• **Task brief**: From the first line to the last, set down the material exactly, leaving out its pictures.

• **Material provided**:

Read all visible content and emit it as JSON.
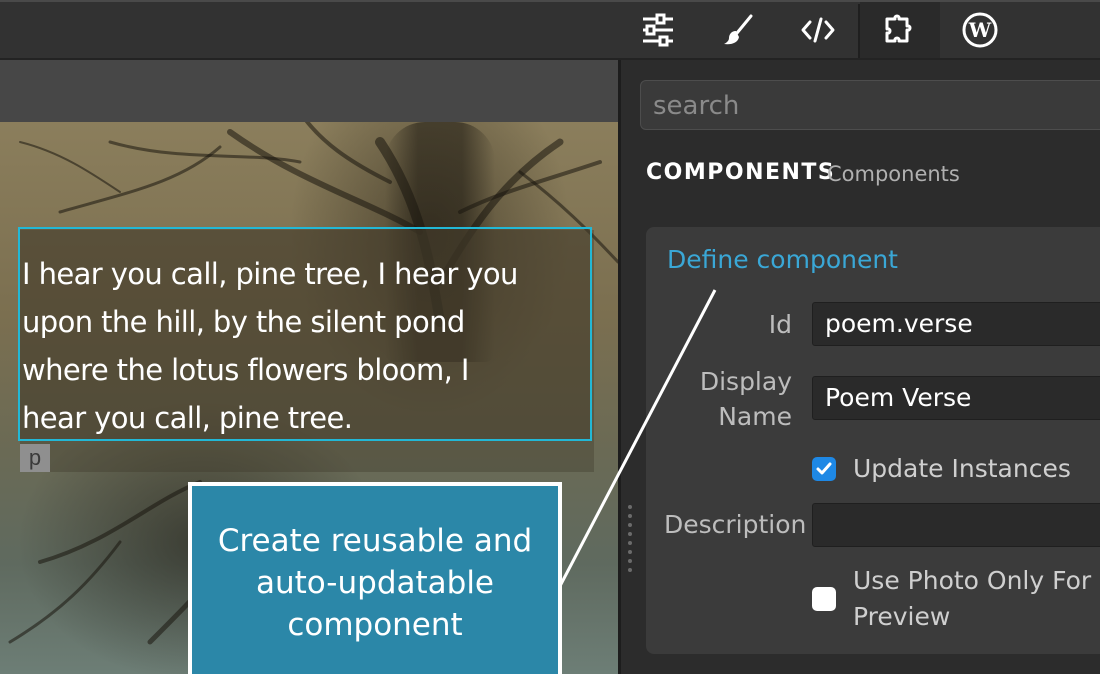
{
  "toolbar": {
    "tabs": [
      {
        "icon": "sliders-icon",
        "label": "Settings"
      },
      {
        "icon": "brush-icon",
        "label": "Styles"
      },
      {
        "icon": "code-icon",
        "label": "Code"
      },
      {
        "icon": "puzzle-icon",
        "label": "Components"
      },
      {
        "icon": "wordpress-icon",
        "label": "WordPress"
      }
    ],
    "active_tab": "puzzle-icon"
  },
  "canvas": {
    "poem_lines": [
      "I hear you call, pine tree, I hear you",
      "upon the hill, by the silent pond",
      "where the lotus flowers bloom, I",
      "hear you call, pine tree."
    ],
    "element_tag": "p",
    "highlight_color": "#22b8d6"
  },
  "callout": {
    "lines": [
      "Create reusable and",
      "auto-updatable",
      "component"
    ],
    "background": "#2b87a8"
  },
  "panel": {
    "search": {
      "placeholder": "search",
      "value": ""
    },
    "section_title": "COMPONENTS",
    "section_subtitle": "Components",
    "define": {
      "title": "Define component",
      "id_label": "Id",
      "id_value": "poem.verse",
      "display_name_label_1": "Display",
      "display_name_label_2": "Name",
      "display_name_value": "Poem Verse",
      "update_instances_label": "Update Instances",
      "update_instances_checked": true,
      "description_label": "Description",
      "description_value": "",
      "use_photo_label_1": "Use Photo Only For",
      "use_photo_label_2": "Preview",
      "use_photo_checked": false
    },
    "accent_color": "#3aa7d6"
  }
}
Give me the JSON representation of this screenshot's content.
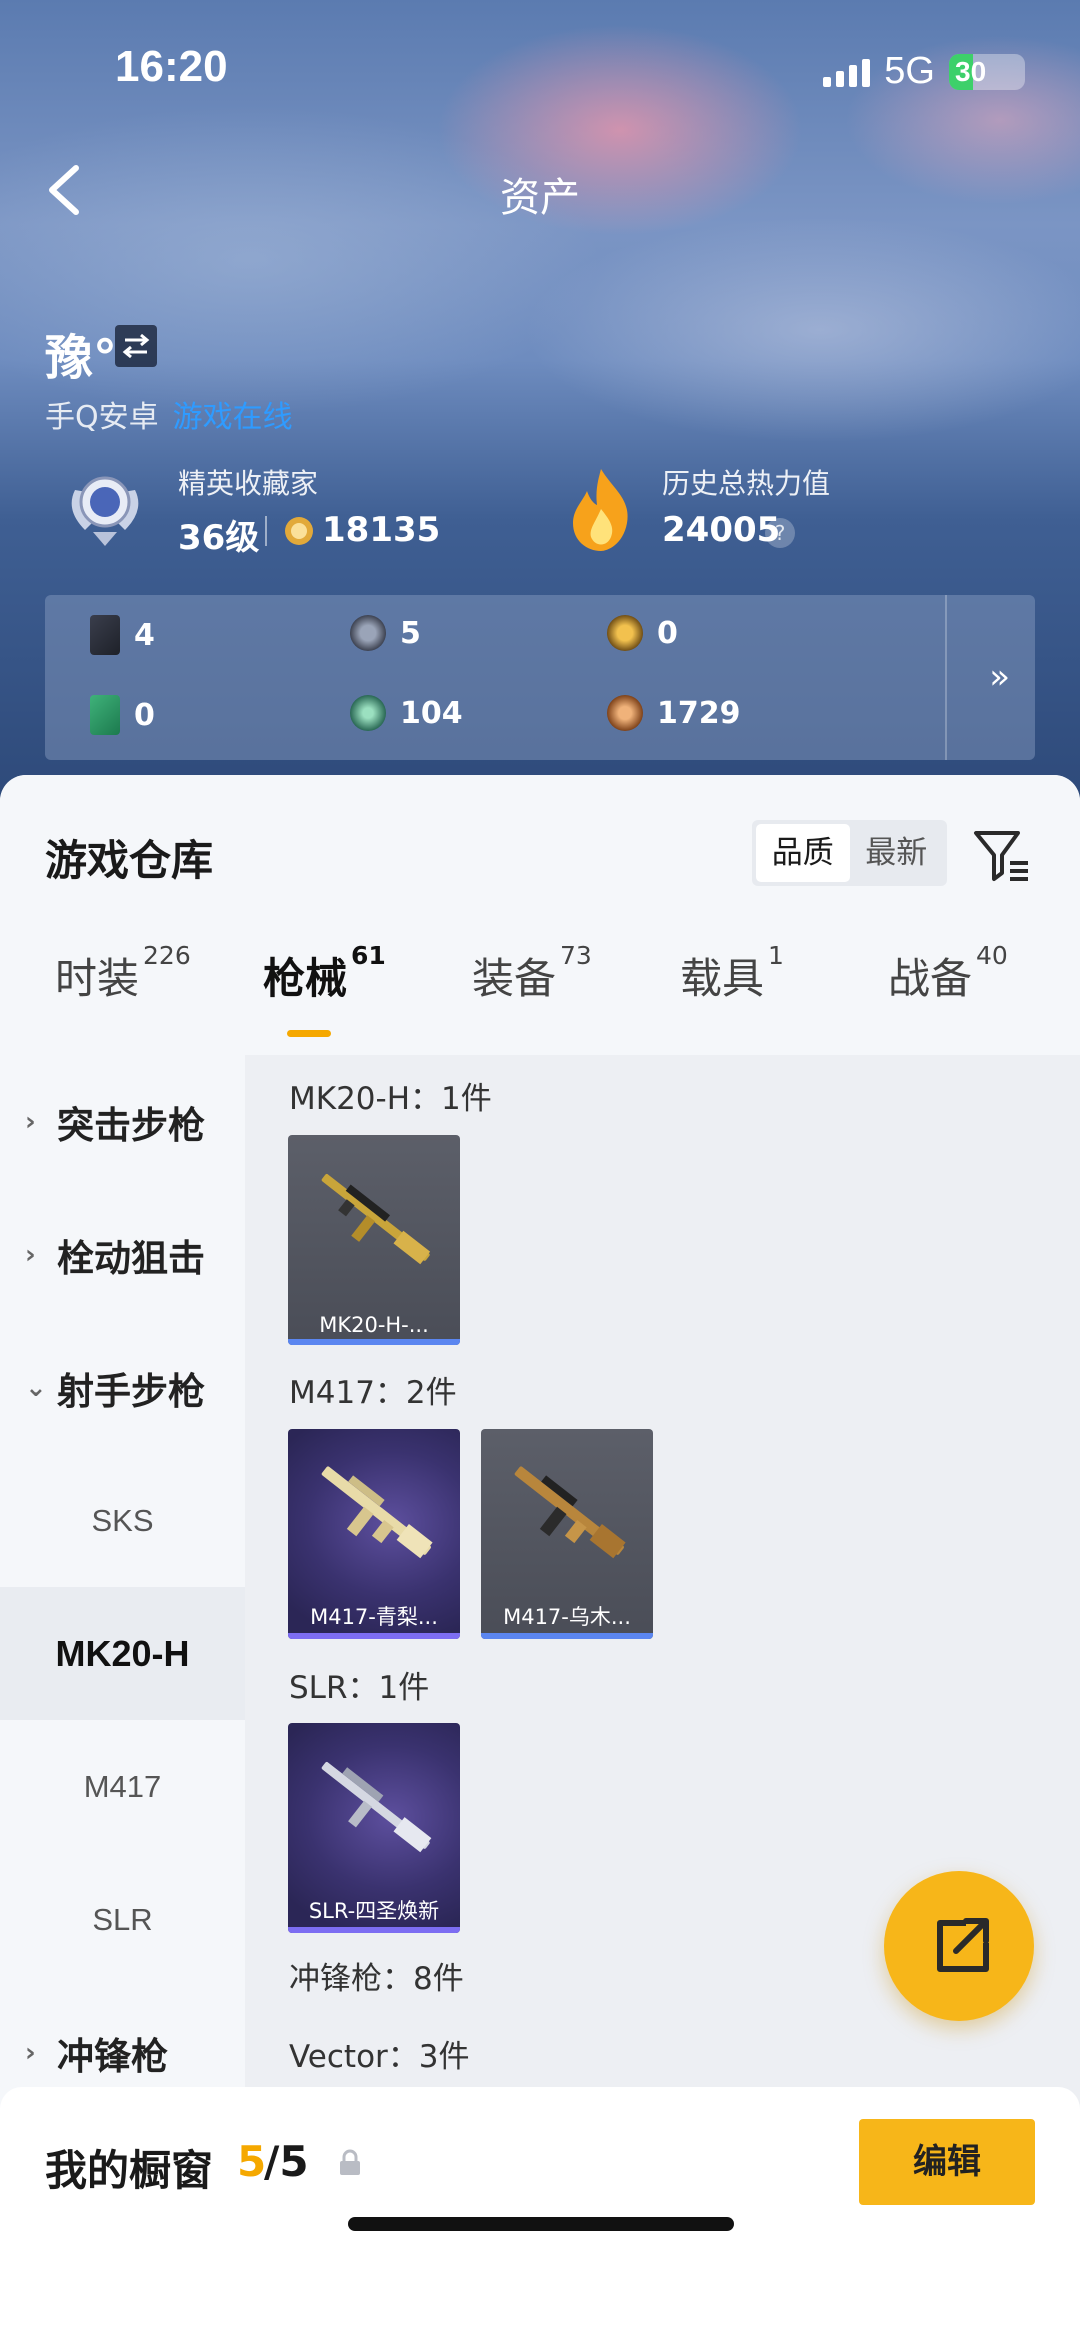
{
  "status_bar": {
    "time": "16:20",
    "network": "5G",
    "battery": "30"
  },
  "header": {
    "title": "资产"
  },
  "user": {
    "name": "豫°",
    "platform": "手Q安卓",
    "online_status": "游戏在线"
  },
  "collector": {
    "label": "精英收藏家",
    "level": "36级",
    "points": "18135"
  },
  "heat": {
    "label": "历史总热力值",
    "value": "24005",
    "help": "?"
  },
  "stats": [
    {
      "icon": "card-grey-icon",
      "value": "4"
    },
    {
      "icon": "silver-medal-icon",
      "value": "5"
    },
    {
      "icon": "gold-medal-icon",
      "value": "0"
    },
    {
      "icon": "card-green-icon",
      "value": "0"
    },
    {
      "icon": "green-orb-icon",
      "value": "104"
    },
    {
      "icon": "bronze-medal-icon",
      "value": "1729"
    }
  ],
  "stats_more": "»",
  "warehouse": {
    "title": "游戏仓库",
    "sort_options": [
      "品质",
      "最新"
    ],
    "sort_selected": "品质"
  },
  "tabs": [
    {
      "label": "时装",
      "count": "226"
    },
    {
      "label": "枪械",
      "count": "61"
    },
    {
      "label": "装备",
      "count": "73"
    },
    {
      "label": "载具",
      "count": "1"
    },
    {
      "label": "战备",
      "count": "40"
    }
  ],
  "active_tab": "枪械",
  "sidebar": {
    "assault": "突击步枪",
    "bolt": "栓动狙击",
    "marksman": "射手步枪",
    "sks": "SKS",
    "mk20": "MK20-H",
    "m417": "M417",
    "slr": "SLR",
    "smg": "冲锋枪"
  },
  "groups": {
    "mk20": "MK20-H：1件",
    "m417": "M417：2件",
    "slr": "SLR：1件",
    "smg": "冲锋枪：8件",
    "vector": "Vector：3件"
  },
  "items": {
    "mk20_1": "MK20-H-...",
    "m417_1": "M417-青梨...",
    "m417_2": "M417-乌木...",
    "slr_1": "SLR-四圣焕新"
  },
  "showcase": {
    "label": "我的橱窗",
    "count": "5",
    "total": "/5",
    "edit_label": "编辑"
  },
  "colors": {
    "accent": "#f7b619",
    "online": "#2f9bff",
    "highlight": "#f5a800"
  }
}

• **Answer for the task**:
Read all visible content and emit it as JSON.
{
  "toolbar": {
    "tabs": [
      {
        "icon": "sliders-icon",
        "label": "Settings"
      },
      {
        "icon": "brush-icon",
        "label": "Styles"
      },
      {
        "icon": "code-icon",
        "label": "Code"
      },
      {
        "icon": "puzzle-icon",
        "label": "Components"
      },
      {
        "icon": "wordpress-icon",
        "label": "WordPress"
      }
    ],
    "active_tab": "puzzle-icon"
  },
  "canvas": {
    "poem_lines": [
      "I hear you call, pine tree, I hear you",
      "upon the hill, by the silent pond",
      "where the lotus flowers bloom, I",
      "hear you call, pine tree."
    ],
    "element_tag": "p",
    "highlight_color": "#22b8d6"
  },
  "callout": {
    "lines": [
      "Create reusable and",
      "auto-updatable",
      "component"
    ],
    "background": "#2b87a8"
  },
  "panel": {
    "search": {
      "placeholder": "search",
      "value": ""
    },
    "section_title": "COMPONENTS",
    "section_subtitle": "Components",
    "define": {
      "title": "Define component",
      "id_label": "Id",
      "id_value": "poem.verse",
      "display_name_label_1": "Display",
      "display_name_label_2": "Name",
      "display_name_value": "Poem Verse",
      "update_instances_label": "Update Instances",
      "update_instances_checked": true,
      "description_label": "Description",
      "description_value": "",
      "use_photo_label_1": "Use Photo Only For",
      "use_photo_label_2": "Preview",
      "use_photo_checked": false
    },
    "accent_color": "#3aa7d6"
  }
}
Give me the JSON representation of this screenshot's content.
{
  "status_bar": {
    "time": "16:20",
    "network": "5G",
    "battery": "30"
  },
  "header": {
    "title": "资产"
  },
  "user": {
    "name": "豫°",
    "platform": "手Q安卓",
    "online_status": "游戏在线"
  },
  "collector": {
    "label": "精英收藏家",
    "level": "36级",
    "points": "18135"
  },
  "heat": {
    "label": "历史总热力值",
    "value": "24005",
    "help": "?"
  },
  "stats": [
    {
      "icon": "card-grey-icon",
      "value": "4"
    },
    {
      "icon": "silver-medal-icon",
      "value": "5"
    },
    {
      "icon": "gold-medal-icon",
      "value": "0"
    },
    {
      "icon": "card-green-icon",
      "value": "0"
    },
    {
      "icon": "green-orb-icon",
      "value": "104"
    },
    {
      "icon": "bronze-medal-icon",
      "value": "1729"
    }
  ],
  "stats_more": "»",
  "warehouse": {
    "title": "游戏仓库",
    "sort_options": [
      "品质",
      "最新"
    ],
    "sort_selected": "品质"
  },
  "tabs": [
    {
      "label": "时装",
      "count": "226"
    },
    {
      "label": "枪械",
      "count": "61"
    },
    {
      "label": "装备",
      "count": "73"
    },
    {
      "label": "载具",
      "count": "1"
    },
    {
      "label": "战备",
      "count": "40"
    }
  ],
  "active_tab": "枪械",
  "sidebar": {
    "assault": "突击步枪",
    "bolt": "栓动狙击",
    "marksman": "射手步枪",
    "sks": "SKS",
    "mk20": "MK20-H",
    "m417": "M417",
    "slr": "SLR",
    "smg": "冲锋枪"
  },
  "groups": {
    "mk20": "MK20-H：1件",
    "m417": "M417：2件",
    "slr": "SLR：1件",
    "smg": "冲锋枪：8件",
    "vector": "Vector：3件"
  },
  "items": {
    "mk20_1": "MK20-H-...",
    "m417_1": "M417-青梨...",
    "m417_2": "M417-乌木...",
    "slr_1": "SLR-四圣焕新"
  },
  "showcase": {
    "label": "我的橱窗",
    "count": "5",
    "total": "/5",
    "edit_label": "编辑"
  },
  "colors": {
    "accent": "#f7b619",
    "online": "#2f9bff",
    "highlight": "#f5a800"
  }
}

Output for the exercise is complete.